Rubens and Graves sat grimly through the questioning and the testimony of LA VA Regional Director Robert McKenrick and Baltimore VA Regional Director Antione Waller, who said they had been pressured into leaving the posts that Rubens and Graves filled.
Benjamin Krause of Disabled Veterans assembled a video of Rubens’ and Graves’ testimony, in which he gradually sped up their speech each time they plead the fifth amendment (so no, that’s not a video glitch):
Stars and Stripes describes the financial windfall both received, but perhaps more disturbingly, reveals that both are still on the job.
Between them, Rubens and Graves also received roughly $400,000 in moving expense reimbursement as part of a VA program to entice candidates into hard-to-fill jobs, despite apparently seeking the positions. That bill earned the ire of lawmakers and rank-and-file VA employees alike, and the VA suspended the program in the face of the report.
Former VA Under Secretary for Benefits Allison Hickey, who was in charge of 20,000 employees, was also implicated in the scheme and originally subpoenaed but resigned under pressure before the hearing. The committee then withdrew her subpoena.
Despite the accusations against them, Rubens and Graves are all still on the job. In a lengthy email obtained by Stars and Stripes, dated Wednesday, Rubens highlights what she says are improvements in customer service at the Philadelphia and Wilmington (Del.) Regional Office.
On that last note, in other VA corrupt conduct news, USA Today‘s Donovan Slack and Bill Theobald report on who some of the most notable recipients of $142 million in “performance” bonuses that the scandal-plagued government department were:
WASHINGTON – The Department of Veterans Affairs doled out more than $142 million in bonuses to executives and employees for performance in 2014 even as scandals over veterans’ health care and other issues racked the agency.
Among the recipients were claims processors in a Philadelphia benefits office that investigators dubbed the worst in the country last year.

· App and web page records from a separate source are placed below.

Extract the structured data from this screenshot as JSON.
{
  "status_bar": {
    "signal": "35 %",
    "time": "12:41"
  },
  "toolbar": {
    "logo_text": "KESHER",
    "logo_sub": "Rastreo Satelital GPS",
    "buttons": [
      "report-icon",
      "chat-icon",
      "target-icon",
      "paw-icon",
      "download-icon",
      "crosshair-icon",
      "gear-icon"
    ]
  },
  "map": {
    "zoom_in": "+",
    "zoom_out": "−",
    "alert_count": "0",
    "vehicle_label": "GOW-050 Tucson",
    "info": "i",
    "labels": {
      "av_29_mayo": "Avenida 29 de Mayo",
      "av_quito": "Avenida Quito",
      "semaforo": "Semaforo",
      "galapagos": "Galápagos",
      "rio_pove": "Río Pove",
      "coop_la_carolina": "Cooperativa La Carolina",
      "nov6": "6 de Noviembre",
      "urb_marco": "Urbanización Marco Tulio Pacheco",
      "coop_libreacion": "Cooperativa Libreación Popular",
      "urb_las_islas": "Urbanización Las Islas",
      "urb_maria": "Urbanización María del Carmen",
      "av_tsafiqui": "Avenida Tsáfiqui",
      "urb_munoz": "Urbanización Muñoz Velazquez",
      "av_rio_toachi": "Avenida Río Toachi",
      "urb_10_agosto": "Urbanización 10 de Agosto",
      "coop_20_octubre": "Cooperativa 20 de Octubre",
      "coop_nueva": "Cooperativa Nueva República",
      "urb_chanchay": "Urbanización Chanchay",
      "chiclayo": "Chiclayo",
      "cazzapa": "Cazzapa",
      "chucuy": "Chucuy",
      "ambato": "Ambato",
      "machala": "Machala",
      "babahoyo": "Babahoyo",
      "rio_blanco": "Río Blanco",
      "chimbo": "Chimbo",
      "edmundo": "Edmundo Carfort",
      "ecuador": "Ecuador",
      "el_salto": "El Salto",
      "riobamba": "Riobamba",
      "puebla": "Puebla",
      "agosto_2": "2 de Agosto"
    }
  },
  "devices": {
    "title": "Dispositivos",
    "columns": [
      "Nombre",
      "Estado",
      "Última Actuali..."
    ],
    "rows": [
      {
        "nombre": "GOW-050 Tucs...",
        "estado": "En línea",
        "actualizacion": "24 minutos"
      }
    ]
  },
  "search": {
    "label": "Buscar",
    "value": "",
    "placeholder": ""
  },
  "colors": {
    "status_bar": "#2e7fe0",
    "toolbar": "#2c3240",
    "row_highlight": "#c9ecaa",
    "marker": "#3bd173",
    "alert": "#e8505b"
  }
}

They received $300 to $900 each.
Given Philadelphia VA Regional Office Director Diana Rubens‘s alleged ethical improprieties, we suspect that the standards she uses to measure the “improvements” in customer service she promised at her regional office would not likely be shared by many veterans among her Philadelphia-area “customers”.
That would be yet another reason to plead the fifth.
U.S. Department of Veterans Affairs, Performance.gov